---- DATA
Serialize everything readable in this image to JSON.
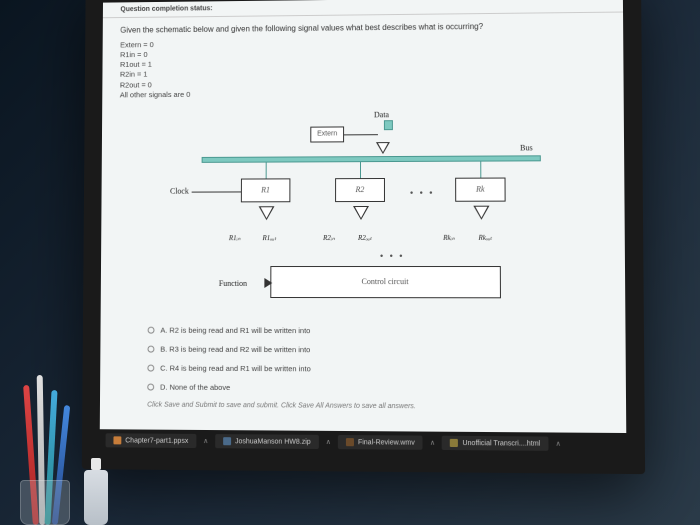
{
  "header": "Question completion status:",
  "question": "Given the schematic below and given the following signal values what best describes what is occurring?",
  "signals": [
    "Extern = 0",
    "R1in = 0",
    "R1out = 1",
    "R2in = 1",
    "R2out = 0",
    "All other signals are 0"
  ],
  "diagram": {
    "data_label": "Data",
    "extern_label": "Extern",
    "bus_label": "Bus",
    "clock_label": "Clock",
    "reg1": "R1",
    "reg2": "R2",
    "regk": "Rk",
    "sig_r1in": "R1ᵢₙ",
    "sig_r1out": "R1ₒᵤₜ",
    "sig_r2in": "R2ᵢₙ",
    "sig_r2out": "R2ₒᵤₜ",
    "sig_rkin": "Rkᵢₙ",
    "sig_rkout": "Rkₒᵤₜ",
    "control_label": "Control circuit",
    "function_label": "Function"
  },
  "options": [
    "A. R2 is being read and R1 will be written into",
    "B. R3 is being read and R2 will be written into",
    "C. R4 is being read and R1 will be written into",
    "D. None of the above"
  ],
  "hint": "Click Save and Submit to save and submit. Click Save All Answers to save all answers.",
  "taskbar": {
    "items": [
      "Chapter7-part1.ppsx",
      "JoshuaManson HW8.zip",
      "Final-Review.wmv",
      "Unofficial Transcri....html"
    ]
  }
}
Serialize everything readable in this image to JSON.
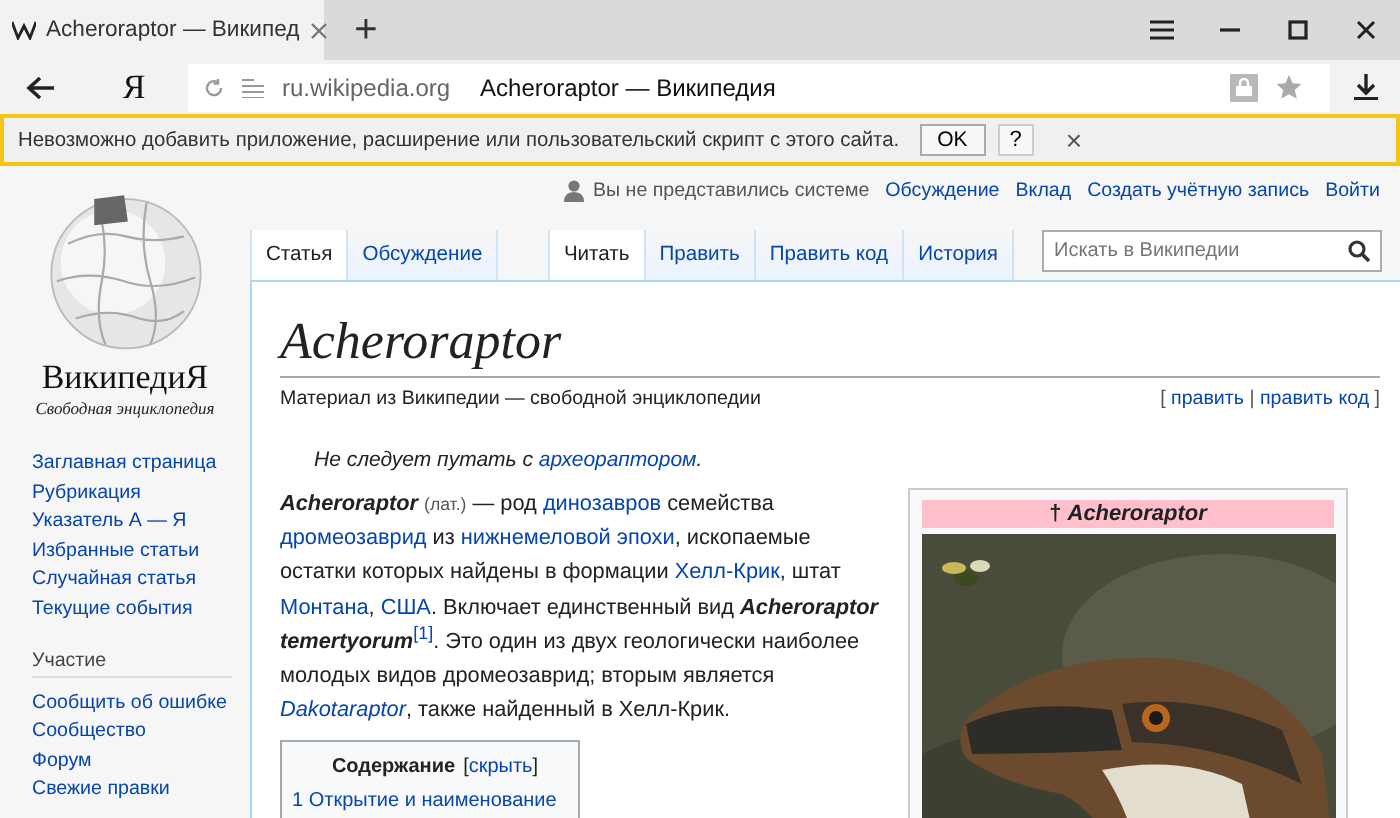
{
  "browser_tabs": [
    {
      "title": "Acheroraptor — Википед",
      "selected": true
    }
  ],
  "new_tab": "+",
  "toolbar": {
    "yandex_button": "Я"
  },
  "address_bar": {
    "domain": "ru.wikipedia.org",
    "page_title": "Acheroraptor — Википедия"
  },
  "infobar": {
    "message": "Невозможно добавить приложение, расширение или пользовательский скрипт с этого сайта.",
    "ok_button": "OK",
    "help_button": "?",
    "close": "×"
  },
  "personal_bar": {
    "status": "Вы не представились системе",
    "links": [
      "Обсуждение",
      "Вклад",
      "Создать учётную запись",
      "Войти"
    ]
  },
  "logo": {
    "wordmark": "ВикипедиЯ",
    "tagline": "Свободная энциклопедия"
  },
  "sidebar": {
    "items": [
      "Заглавная страница",
      "Рубрикация",
      "Указатель А — Я",
      "Избранные статьи",
      "Случайная статья",
      "Текущие события"
    ],
    "sections": [
      {
        "heading": "Участие",
        "items": [
          "Сообщить об ошибке",
          "Сообщество",
          "Форум",
          "Свежие правки"
        ]
      }
    ]
  },
  "namespace_tabs": [
    {
      "label": "Статья",
      "selected": true
    },
    {
      "label": "Обсуждение",
      "selected": false
    }
  ],
  "view_tabs": [
    {
      "label": "Читать",
      "selected": true
    },
    {
      "label": "Править",
      "selected": false
    },
    {
      "label": "Править код",
      "selected": false
    },
    {
      "label": "История",
      "selected": false
    }
  ],
  "search": {
    "placeholder": "Искать в Википедии"
  },
  "article": {
    "title": "Acheroraptor",
    "subtitle": "Материал из Википедии — свободной энциклопедии",
    "edit_links": [
      {
        "kind": "plain",
        "text": "[ "
      },
      {
        "kind": "link",
        "text": "править"
      },
      {
        "kind": "plain",
        "text": " | "
      },
      {
        "kind": "link",
        "text": "править код"
      },
      {
        "kind": "plain",
        "text": " ]"
      }
    ],
    "hatnote": [
      {
        "kind": "plain",
        "text": "Не следует путать с "
      },
      {
        "kind": "link",
        "text": "археораптором"
      },
      {
        "kind": "plain",
        "text": "."
      }
    ],
    "paragraph": [
      {
        "kind": "term",
        "text": "Acheroraptor"
      },
      {
        "kind": "lang",
        "text": "(лат.)"
      },
      {
        "kind": "plain",
        "text": " — род "
      },
      {
        "kind": "link",
        "text": "динозавров"
      },
      {
        "kind": "plain",
        "text": " семейства "
      },
      {
        "kind": "link",
        "text": "дромеозаврид"
      },
      {
        "kind": "plain",
        "text": " из "
      },
      {
        "kind": "link",
        "text": "нижнемеловой эпохи"
      },
      {
        "kind": "plain",
        "text": ", ископаемые остатки которых найдены в формации "
      },
      {
        "kind": "link",
        "text": "Хелл-Крик"
      },
      {
        "kind": "plain",
        "text": ", штат "
      },
      {
        "kind": "link",
        "text": "Монтана"
      },
      {
        "kind": "plain",
        "text": ", "
      },
      {
        "kind": "link",
        "text": "США"
      },
      {
        "kind": "plain",
        "text": ". Включает единственный вид "
      },
      {
        "kind": "term",
        "text": "Acheroraptor temertyorum"
      },
      {
        "kind": "ref",
        "text": "[1]"
      },
      {
        "kind": "plain",
        "text": ". Это один из двух геологически наиболее молодых видов дромеозаврид; вторым является "
      },
      {
        "kind": "italic-link",
        "text": "Dakotaraptor"
      },
      {
        "kind": "plain",
        "text": ", также найденный в Хелл-Крик."
      }
    ],
    "toc": {
      "title": "Содержание",
      "toggle": [
        {
          "kind": "plain",
          "text": "["
        },
        {
          "kind": "link",
          "text": "скрыть"
        },
        {
          "kind": "plain",
          "text": "]"
        }
      ],
      "items": [
        {
          "number": "1",
          "label": "Открытие и наименование"
        }
      ]
    },
    "infobox": {
      "title": "† *Acheroraptor*"
    }
  }
}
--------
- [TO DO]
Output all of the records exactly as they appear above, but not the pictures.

- [OUTPUT OF THE TASK]
Serialize everything readable in this image to JSON.
{
  "header": "Question completion status:",
  "question": "Given the schematic below and given the following signal values what best describes what is occurring?",
  "signals": [
    "Extern = 0",
    "R1in = 0",
    "R1out = 1",
    "R2in = 1",
    "R2out = 0",
    "All other signals are 0"
  ],
  "diagram": {
    "data_label": "Data",
    "extern_label": "Extern",
    "bus_label": "Bus",
    "clock_label": "Clock",
    "reg1": "R1",
    "reg2": "R2",
    "regk": "Rk",
    "sig_r1in": "R1ᵢₙ",
    "sig_r1out": "R1ₒᵤₜ",
    "sig_r2in": "R2ᵢₙ",
    "sig_r2out": "R2ₒᵤₜ",
    "sig_rkin": "Rkᵢₙ",
    "sig_rkout": "Rkₒᵤₜ",
    "control_label": "Control circuit",
    "function_label": "Function"
  },
  "options": [
    "A. R2 is being read and R1 will be written into",
    "B. R3 is being read and R2 will be written into",
    "C. R4 is being read and R1 will be written into",
    "D. None of the above"
  ],
  "hint": "Click Save and Submit to save and submit. Click Save All Answers to save all answers.",
  "taskbar": {
    "items": [
      "Chapter7-part1.ppsx",
      "JoshuaManson HW8.zip",
      "Final-Review.wmv",
      "Unofficial Transcri....html"
    ]
  }
}
Serialize everything readable in this image to JSON.
{
  "browser_tabs": [
    {
      "title": "Acheroraptor — Википед",
      "selected": true
    }
  ],
  "new_tab": "+",
  "toolbar": {
    "yandex_button": "Я"
  },
  "address_bar": {
    "domain": "ru.wikipedia.org",
    "page_title": "Acheroraptor — Википедия"
  },
  "infobar": {
    "message": "Невозможно добавить приложение, расширение или пользовательский скрипт с этого сайта.",
    "ok_button": "OK",
    "help_button": "?",
    "close": "×"
  },
  "personal_bar": {
    "status": "Вы не представились системе",
    "links": [
      "Обсуждение",
      "Вклад",
      "Создать учётную запись",
      "Войти"
    ]
  },
  "logo": {
    "wordmark": "ВикипедиЯ",
    "tagline": "Свободная энциклопедия"
  },
  "sidebar": {
    "items": [
      "Заглавная страница",
      "Рубрикация",
      "Указатель А — Я",
      "Избранные статьи",
      "Случайная статья",
      "Текущие события"
    ],
    "sections": [
      {
        "heading": "Участие",
        "items": [
          "Сообщить об ошибке",
          "Сообщество",
          "Форум",
          "Свежие правки"
        ]
      }
    ]
  },
  "namespace_tabs": [
    {
      "label": "Статья",
      "selected": true
    },
    {
      "label": "Обсуждение",
      "selected": false
    }
  ],
  "view_tabs": [
    {
      "label": "Читать",
      "selected": true
    },
    {
      "label": "Править",
      "selected": false
    },
    {
      "label": "Править код",
      "selected": false
    },
    {
      "label": "История",
      "selected": false
    }
  ],
  "search": {
    "placeholder": "Искать в Википедии"
  },
  "article": {
    "title": "Acheroraptor",
    "subtitle": "Материал из Википедии — свободной энциклопедии",
    "edit_links": [
      {
        "kind": "plain",
        "text": "[ "
      },
      {
        "kind": "link",
        "text": "править"
      },
      {
        "kind": "plain",
        "text": " | "
      },
      {
        "kind": "link",
        "text": "править код"
      },
      {
        "kind": "plain",
        "text": " ]"
      }
    ],
    "hatnote": [
      {
        "kind": "plain",
        "text": "Не следует путать с "
      },
      {
        "kind": "link",
        "text": "археораптором"
      },
      {
        "kind": "plain",
        "text": "."
      }
    ],
    "paragraph": [
      {
        "kind": "term",
        "text": "Acheroraptor"
      },
      {
        "kind": "lang",
        "text": "(лат.)"
      },
      {
        "kind": "plain",
        "text": " — род "
      },
      {
        "kind": "link",
        "text": "динозавров"
      },
      {
        "kind": "plain",
        "text": " семейства "
      },
      {
        "kind": "link",
        "text": "дромеозаврид"
      },
      {
        "kind": "plain",
        "text": " из "
      },
      {
        "kind": "link",
        "text": "нижнемеловой эпохи"
      },
      {
        "kind": "plain",
        "text": ", ископаемые остатки которых найдены в формации "
      },
      {
        "kind": "link",
        "text": "Хелл-Крик"
      },
      {
        "kind": "plain",
        "text": ", штат "
      },
      {
        "kind": "link",
        "text": "Монтана"
      },
      {
        "kind": "plain",
        "text": ", "
      },
      {
        "kind": "link",
        "text": "США"
      },
      {
        "kind": "plain",
        "text": ". Включает единственный вид "
      },
      {
        "kind": "term",
        "text": "Acheroraptor temertyorum"
      },
      {
        "kind": "ref",
        "text": "[1]"
      },
      {
        "kind": "plain",
        "text": ". Это один из двух геологически наиболее молодых видов дромеозаврид; вторым является "
      },
      {
        "kind": "italic-link",
        "text": "Dakotaraptor"
      },
      {
        "kind": "plain",
        "text": ", также найденный в Хелл-Крик."
      }
    ],
    "toc": {
      "title": "Содержание",
      "toggle": [
        {
          "kind": "plain",
          "text": "["
        },
        {
          "kind": "link",
          "text": "скрыть"
        },
        {
          "kind": "plain",
          "text": "]"
        }
      ],
      "items": [
        {
          "number": "1",
          "label": "Открытие и наименование"
        }
      ]
    },
    "infobox": {
      "title": "† *Acheroraptor*"
    }
  }
}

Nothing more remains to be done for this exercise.